Volunteer Spotlight – John

Elaine Whitford Give_Receive_Care

Many years ago, when John lived in Washington, D.C., he volunteered at an organization that provided reading services for the blind. He enjoyed that volunteer role because he was able to work one-on-one with an older adult. When John relocated to Cary in 2000, he looked for a similar organization and put it on the back burner when he did not find what he was looking for. In 2019, after John retired as a technology director for the world’s largest manufacturer of ATM machines where he had worked for 34 years, he began his search again for a meaningful way to volunteer. He heard about The Center for Volunteer Caregiving from someone at Dorcas Ministry in Cary. John found The Center’s webpage and signed up to volunteer.

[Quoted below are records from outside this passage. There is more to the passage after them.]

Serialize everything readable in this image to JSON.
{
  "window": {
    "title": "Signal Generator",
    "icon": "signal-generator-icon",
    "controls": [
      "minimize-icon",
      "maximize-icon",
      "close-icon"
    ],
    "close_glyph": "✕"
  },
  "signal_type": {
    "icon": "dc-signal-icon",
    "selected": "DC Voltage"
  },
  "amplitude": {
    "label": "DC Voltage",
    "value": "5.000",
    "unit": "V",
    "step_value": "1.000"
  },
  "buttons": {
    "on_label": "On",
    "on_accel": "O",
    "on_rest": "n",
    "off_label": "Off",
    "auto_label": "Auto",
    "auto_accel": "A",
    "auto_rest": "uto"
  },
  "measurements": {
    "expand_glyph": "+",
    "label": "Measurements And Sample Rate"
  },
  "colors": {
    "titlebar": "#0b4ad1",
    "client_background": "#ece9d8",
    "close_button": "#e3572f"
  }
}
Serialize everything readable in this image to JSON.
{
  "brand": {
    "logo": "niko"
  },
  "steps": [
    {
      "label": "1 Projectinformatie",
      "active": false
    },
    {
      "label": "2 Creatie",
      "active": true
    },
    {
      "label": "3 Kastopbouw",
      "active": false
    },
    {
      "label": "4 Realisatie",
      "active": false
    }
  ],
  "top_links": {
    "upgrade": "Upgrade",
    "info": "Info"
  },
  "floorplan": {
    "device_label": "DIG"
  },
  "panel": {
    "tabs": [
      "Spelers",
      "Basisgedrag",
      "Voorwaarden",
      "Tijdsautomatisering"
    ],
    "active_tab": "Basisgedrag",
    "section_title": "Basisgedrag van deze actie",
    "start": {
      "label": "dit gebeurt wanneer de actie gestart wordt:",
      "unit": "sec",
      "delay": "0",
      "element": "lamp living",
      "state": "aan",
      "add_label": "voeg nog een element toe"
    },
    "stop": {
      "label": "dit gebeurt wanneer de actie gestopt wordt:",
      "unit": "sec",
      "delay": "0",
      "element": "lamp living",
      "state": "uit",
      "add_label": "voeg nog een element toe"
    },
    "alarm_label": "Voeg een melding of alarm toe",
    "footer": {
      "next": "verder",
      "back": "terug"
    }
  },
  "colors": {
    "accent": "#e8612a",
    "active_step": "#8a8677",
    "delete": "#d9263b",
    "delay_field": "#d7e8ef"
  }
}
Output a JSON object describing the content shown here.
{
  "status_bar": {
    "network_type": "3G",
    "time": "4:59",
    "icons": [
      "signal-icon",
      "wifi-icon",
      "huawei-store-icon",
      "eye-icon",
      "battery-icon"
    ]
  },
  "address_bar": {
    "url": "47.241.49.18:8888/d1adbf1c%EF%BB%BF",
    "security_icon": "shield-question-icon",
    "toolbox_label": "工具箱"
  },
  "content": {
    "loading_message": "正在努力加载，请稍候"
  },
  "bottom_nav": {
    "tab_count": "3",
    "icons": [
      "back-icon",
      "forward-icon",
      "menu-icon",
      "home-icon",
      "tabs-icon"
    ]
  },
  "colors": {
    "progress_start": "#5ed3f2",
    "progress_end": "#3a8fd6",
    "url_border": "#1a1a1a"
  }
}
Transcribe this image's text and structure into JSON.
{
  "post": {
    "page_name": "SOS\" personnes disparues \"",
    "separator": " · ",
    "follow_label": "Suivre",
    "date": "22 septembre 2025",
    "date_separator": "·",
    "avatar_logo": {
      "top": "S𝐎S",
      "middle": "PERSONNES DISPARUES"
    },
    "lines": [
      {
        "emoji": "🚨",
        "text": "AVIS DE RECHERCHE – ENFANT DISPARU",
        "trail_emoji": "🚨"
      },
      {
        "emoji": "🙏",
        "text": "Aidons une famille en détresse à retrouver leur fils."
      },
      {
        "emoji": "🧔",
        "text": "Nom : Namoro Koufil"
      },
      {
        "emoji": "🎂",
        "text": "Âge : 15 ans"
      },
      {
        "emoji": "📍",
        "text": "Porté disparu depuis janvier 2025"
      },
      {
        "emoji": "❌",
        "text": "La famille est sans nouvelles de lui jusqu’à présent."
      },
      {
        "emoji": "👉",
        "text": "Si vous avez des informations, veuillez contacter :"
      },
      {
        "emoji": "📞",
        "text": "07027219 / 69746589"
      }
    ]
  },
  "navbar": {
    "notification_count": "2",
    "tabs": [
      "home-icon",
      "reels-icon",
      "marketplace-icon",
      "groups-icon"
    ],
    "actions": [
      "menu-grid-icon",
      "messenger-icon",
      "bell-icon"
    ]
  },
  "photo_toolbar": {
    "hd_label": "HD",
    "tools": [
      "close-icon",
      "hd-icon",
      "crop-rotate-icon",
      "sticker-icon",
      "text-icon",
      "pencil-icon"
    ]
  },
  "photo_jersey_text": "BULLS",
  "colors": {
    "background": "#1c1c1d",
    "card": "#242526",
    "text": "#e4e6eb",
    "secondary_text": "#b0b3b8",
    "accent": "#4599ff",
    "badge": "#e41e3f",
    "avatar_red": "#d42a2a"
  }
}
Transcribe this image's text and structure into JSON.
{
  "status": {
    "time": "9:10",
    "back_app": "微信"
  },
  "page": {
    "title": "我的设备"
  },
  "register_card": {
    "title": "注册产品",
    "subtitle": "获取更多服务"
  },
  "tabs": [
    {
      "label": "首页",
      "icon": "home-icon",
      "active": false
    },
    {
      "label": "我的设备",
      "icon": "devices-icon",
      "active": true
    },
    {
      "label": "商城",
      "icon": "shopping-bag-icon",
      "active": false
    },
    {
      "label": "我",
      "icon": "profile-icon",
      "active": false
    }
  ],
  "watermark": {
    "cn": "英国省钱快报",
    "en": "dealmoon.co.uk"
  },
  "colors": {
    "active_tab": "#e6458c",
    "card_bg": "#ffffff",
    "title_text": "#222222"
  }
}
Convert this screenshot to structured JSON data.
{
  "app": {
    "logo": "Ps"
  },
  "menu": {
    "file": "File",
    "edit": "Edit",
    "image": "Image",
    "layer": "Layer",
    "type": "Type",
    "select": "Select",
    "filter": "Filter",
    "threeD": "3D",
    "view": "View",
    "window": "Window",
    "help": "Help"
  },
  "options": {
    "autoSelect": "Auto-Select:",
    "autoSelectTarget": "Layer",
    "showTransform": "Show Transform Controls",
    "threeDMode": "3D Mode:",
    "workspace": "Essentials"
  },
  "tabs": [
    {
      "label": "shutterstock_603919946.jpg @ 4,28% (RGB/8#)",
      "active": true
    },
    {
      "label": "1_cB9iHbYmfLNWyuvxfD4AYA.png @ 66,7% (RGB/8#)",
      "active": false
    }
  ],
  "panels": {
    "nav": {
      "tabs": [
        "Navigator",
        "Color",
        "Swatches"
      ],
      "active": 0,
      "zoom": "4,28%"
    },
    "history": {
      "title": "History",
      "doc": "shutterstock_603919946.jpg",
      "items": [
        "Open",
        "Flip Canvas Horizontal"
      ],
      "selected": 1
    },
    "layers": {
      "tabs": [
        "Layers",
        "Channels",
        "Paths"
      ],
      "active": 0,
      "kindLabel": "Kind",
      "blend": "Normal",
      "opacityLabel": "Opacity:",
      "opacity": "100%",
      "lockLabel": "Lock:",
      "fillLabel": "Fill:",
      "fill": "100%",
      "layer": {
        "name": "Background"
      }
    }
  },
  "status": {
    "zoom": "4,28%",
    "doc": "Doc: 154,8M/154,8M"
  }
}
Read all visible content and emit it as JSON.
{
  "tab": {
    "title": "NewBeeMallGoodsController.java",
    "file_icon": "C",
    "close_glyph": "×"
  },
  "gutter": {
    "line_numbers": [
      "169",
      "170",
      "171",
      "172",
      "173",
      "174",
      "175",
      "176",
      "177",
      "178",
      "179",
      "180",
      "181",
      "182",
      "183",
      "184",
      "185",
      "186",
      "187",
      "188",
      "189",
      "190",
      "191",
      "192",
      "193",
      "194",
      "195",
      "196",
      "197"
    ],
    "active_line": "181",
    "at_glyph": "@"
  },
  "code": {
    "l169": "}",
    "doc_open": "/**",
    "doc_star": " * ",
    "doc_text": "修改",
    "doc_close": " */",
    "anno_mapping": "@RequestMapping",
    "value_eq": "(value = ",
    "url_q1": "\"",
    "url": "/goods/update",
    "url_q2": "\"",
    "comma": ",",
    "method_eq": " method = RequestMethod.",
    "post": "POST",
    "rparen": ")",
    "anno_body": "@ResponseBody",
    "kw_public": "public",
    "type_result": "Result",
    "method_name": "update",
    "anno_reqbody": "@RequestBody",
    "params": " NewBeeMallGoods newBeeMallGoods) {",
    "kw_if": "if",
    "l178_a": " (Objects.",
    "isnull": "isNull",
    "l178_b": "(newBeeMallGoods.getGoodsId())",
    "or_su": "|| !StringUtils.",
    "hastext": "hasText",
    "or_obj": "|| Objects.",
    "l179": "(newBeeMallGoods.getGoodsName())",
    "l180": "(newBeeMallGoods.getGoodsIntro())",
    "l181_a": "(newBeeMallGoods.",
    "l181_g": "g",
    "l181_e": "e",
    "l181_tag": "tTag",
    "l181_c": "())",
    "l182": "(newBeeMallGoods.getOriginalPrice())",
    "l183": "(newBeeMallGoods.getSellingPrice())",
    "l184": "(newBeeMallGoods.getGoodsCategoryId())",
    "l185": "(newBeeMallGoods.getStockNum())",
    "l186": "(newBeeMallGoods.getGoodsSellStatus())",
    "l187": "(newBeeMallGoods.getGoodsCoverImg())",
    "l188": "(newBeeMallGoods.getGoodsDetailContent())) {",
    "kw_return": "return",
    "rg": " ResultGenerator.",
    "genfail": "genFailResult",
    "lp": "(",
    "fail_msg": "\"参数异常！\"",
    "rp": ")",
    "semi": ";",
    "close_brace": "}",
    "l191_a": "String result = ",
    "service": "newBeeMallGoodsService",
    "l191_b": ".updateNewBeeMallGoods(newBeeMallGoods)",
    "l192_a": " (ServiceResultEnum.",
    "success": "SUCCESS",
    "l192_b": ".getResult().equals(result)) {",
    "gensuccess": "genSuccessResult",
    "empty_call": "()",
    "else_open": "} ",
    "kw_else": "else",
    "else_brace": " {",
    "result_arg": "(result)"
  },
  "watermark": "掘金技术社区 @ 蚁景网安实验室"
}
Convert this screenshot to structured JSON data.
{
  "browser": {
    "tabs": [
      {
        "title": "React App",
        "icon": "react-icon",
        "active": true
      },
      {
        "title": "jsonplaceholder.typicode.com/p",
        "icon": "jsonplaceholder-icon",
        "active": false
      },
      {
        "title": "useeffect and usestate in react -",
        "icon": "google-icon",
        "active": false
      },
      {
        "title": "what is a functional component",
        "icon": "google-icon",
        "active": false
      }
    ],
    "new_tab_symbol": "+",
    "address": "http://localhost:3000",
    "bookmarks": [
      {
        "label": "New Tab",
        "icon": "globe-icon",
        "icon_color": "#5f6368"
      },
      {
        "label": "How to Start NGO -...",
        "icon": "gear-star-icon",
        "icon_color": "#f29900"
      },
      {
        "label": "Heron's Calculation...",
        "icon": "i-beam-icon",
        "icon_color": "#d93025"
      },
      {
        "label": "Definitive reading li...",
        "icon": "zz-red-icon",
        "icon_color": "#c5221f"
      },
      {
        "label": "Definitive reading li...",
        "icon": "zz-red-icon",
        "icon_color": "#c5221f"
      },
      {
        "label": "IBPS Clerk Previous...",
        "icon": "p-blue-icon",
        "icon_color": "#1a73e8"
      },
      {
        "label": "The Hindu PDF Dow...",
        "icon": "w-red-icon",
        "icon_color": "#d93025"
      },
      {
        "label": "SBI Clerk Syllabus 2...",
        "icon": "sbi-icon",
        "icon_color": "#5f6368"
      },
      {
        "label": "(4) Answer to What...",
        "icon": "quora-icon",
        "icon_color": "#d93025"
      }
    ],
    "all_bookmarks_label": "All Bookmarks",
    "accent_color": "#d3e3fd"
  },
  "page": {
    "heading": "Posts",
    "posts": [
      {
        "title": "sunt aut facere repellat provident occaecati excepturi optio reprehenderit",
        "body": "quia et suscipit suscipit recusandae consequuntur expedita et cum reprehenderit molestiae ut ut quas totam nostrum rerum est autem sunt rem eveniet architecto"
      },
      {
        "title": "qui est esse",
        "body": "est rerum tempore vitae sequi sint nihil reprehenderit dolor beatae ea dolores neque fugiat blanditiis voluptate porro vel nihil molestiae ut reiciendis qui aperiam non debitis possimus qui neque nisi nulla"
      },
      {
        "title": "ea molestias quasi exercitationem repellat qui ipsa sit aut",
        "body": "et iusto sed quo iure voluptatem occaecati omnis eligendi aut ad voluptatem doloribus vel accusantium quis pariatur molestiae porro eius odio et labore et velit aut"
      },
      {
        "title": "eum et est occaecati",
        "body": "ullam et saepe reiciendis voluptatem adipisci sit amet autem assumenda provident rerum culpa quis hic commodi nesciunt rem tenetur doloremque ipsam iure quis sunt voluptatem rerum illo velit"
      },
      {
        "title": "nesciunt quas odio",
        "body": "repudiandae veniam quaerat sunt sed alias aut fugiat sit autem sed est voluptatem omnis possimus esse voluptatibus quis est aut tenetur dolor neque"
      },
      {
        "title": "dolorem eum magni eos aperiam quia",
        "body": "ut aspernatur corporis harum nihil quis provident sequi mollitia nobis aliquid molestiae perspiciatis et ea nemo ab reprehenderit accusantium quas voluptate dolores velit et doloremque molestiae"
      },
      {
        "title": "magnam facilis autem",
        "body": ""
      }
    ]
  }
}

After becoming an active volunteer with The Center, John looked through the long list of volunteer opportunities. He was immediately drawn to the description of Caleb, a 36-year old Army veteran who had suffered a traumatic brain injury during a deployment accident 13 years before that. His wife and full-time caregiver is Kathleen, and they have two children. This has been John’s one and only caregiver respite match for the past 3+ years. Except for a brief time during the COVID lockdowns, John has visited with Caleb every Monday since February 2020. John said that the fact that Caleb was a veteran was why that volunteer opportunity appealed to him. He describes himself as very patriotic and believes strongly in supporting veterans. He also volunteers several times each month for the USO. “I am trying to meet a need.”

John and Caleb have the same routine every week which makes organizing their visits very simple. John’s other commitments are scheduled around his time with Caleb. Every Monday, he and Caleb spend a few hours together. John likes to get Caleb out of the house so his wife, Kathleen, can have a true break. They go to lunch, talk, and play card games. Caleb’s favorite card game is one he invented called “Pointy 8” which is similar to Crazy 8, but with some unique rules. This games involves a point system where Caleb keeps score and adds to a running total every week. Now the points are up in the thousands! John said that Caleb beats him every week. 

As is common with The Center’s volunteers, John feels he receives back so much more than he gives. The most rewarding part of his time is “just to be a blessing to Caleb and Kathleen and to have developed this relationship over the years.” They both share a love of hockey and the Hurricanes. Caleb used to play sled hockey. (If you are not familiar with sled hockey, we encourage you to google it!) John and Caleb now have matching sweatshirts for sled hockey.

Caregiver and wife, Kathleen, said, “As I sit and think about what to say about Mr. John, many things come to mind and the words of how grateful our whole family is for him could fill a page. However, the thought that warms my heart the most . . . is how, during dinner, our family writes down what we’re thankful for that day. Often, we have to help Caleb think of something by reminding him about his day. Every Monday though it never fails that Caleb [remembers and] says ‘Mr. John’.”

When asked what is the best part of his experience, John said, “At this point, Caleb is a very dear friend. We talk about our families and pray together. . . . I’ve tried to do a good job expressing how much I enjoy being with Caleb. It’s easy to do and my pleasure. I’d encourage anybody that is retired like I am, if you’ve got the time to do it, do it. It’s awesome!”